2005-11-24 · in Tech Notes · 522 words

When I first started using MythTV, I didn't have a DVB-T receiver card — but I did have an analogue TV card and an old Philips DTX6371 OnDigital set-top box. I wrote the digi* scripts, which use writepp to control the OnDigital box via an elaborate (and rather silly) hardware hack.

While the digibox has a serial port, it doesn't appear possible to use it to change channels; OnDigital sold a serial-attached keyboard, but it had to use a separate IR transmitter for the regular remote control functions. This meant that I needed to generate appropriate IR signals for it. The box uses the RC6 protocol, but I didn't have any idea what the ID numbers for it are, and I didn't have the appropriate hardware to find out. Instead, I used the existing remote control to generate the signal.

The remote control uses a matrix of switches, which is arranged as follows — pin numbers are on the chip inside the remote:
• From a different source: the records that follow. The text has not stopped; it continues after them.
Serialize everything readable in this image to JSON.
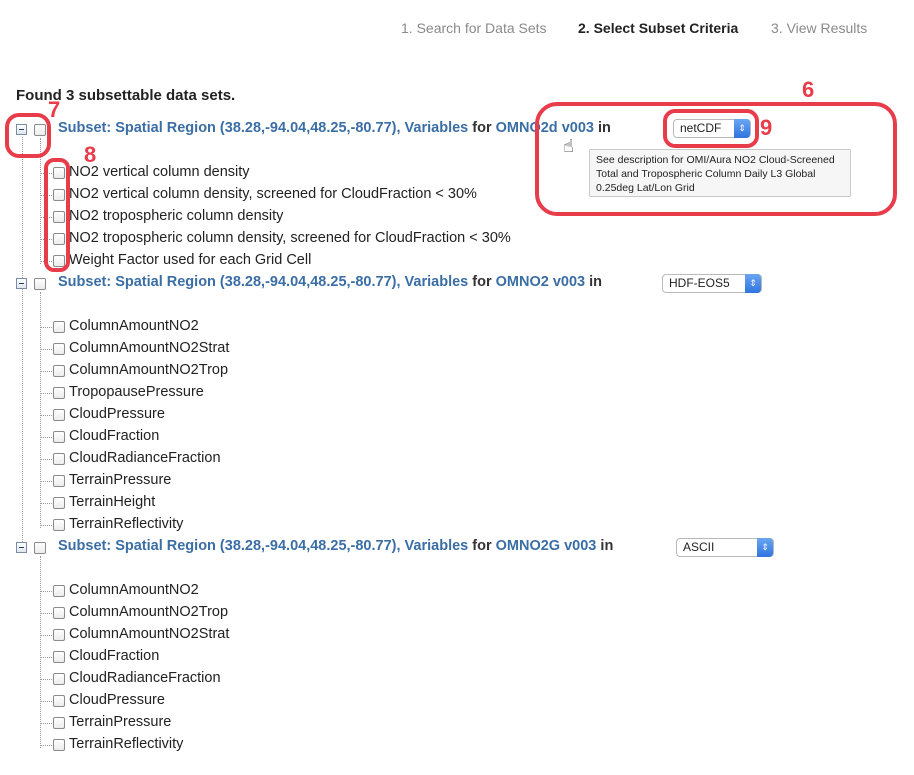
{
  "steps": [
    {
      "label": "1. Search for Data Sets"
    },
    {
      "label": "2. Select Subset Criteria"
    },
    {
      "label": "3. View Results"
    }
  ],
  "found_text": "Found 3 subsettable data sets.",
  "datasets": [
    {
      "title_prefix": "Subset: Spatial Region (38.28,-94.04,48.25,-80.77), Variables",
      "for": "for",
      "name": "OMNO2d v003",
      "in": "in",
      "format": "netCDF",
      "variables": [
        "NO2 vertical column density",
        "NO2 vertical column density, screened for CloudFraction < 30%",
        "NO2 tropospheric column density",
        "NO2 tropospheric column density, screened for CloudFraction < 30%",
        "Weight Factor used for each Grid Cell"
      ]
    },
    {
      "title_prefix": "Subset: Spatial Region (38.28,-94.04,48.25,-80.77), Variables",
      "for": "for",
      "name": "OMNO2 v003",
      "in": "in",
      "format": "HDF-EOS5",
      "variables": [
        "ColumnAmountNO2",
        "ColumnAmountNO2Strat",
        "ColumnAmountNO2Trop",
        "TropopausePressure",
        "CloudPressure",
        "CloudFraction",
        "CloudRadianceFraction",
        "TerrainPressure",
        "TerrainHeight",
        "TerrainReflectivity"
      ]
    },
    {
      "title_prefix": "Subset: Spatial Region (38.28,-94.04,48.25,-80.77), Variables",
      "for": "for",
      "name": "OMNO2G v003",
      "in": "in",
      "format": "ASCII",
      "variables": [
        "ColumnAmountNO2",
        "ColumnAmountNO2Trop",
        "ColumnAmountNO2Strat",
        "CloudFraction",
        "CloudRadianceFraction",
        "CloudPressure",
        "TerrainPressure",
        "TerrainReflectivity"
      ]
    }
  ],
  "tooltip": "See description for OMI/Aura NO2 Cloud-Screened Total and Tropospheric Column Daily L3 Global 0.25deg Lat/Lon Grid",
  "annotations": {
    "n6": "6",
    "n7": "7",
    "n8": "8",
    "n9": "9",
    "color": "#e83c4a"
  },
  "colors": {
    "link": "#3a6ea5",
    "select_accent": "#2f74e0"
  }
}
        p1      p3      p4      p6
p9      6                       7
p10     3
p11             2
p14             5               1
p15     9       8       0       4

The chip is very picky about what it's got connected in the matrix; using analogue switch chips or transistors doesn't work, so I ended up with 10 miniature relays, one for each button, controlled from my MythTV machine's parallel port. The circuit was approximately:

PC parallel                                   =    o---
 port                                   relay = .. /    to key 0
                                              =    o---
Gnd o--GND    __________                      |
             | 74HC154 |                      |
             |         |              ___   |/
 D0 o--------|A0    /Y0|------|>o----[___]--|  BC108
 D1 o--------|A1    /Y1|--...         33k   |\,
 D2 o--------|A2    to |                      |
 D3 o--------|A3    /Y9|--...                GND
             |         |
 D4 o-+-|>o--|/E0      |
      |    ,-|/E1      |
      |   GND|_________|            All inverters |>o 1/6 CD4069
      |  ___

The idea behind inverting the enable input was that having the parallel port's data lines be all ones or all zeroes will not result in any of the relays turning on, and thus won't run down the remote control's batteries. The pull-down resistor on the enable input similarly stops the relays turning on if the parallel port lines are set to be inputs.

The relays I used have internal back EMF protection diodes; if yours don't then you'll need to add them. Types of components (and values of resistors) aren't critical; they just happened to be what I had around.

The digibox unfortunately has a habit of ignoring keypresses for no obvious reason. This was noticable when I was using the remote by hand — examining the remote's IR LED with a webcam shows that it is firing quite happily. The scripts work around this by sending each channel number several times, but this obviously doesn't work for multi-digit channel numbers, since you can't tell if it's ignored one of the digits. The workaround is to set all the channels you want to record from to have single-digit numbers. If there are more than ten, you're out of luck, I'm afraid.

I could have done this rather more simply by buying an IR transmitter/receiver unit and building one of the designs from lirc.org, but if I'd been actually spending money on this project then I'd just have bought a PCI DVB-T card instead of messing around with an external digibox. (Which is exactly what I did a few months later.)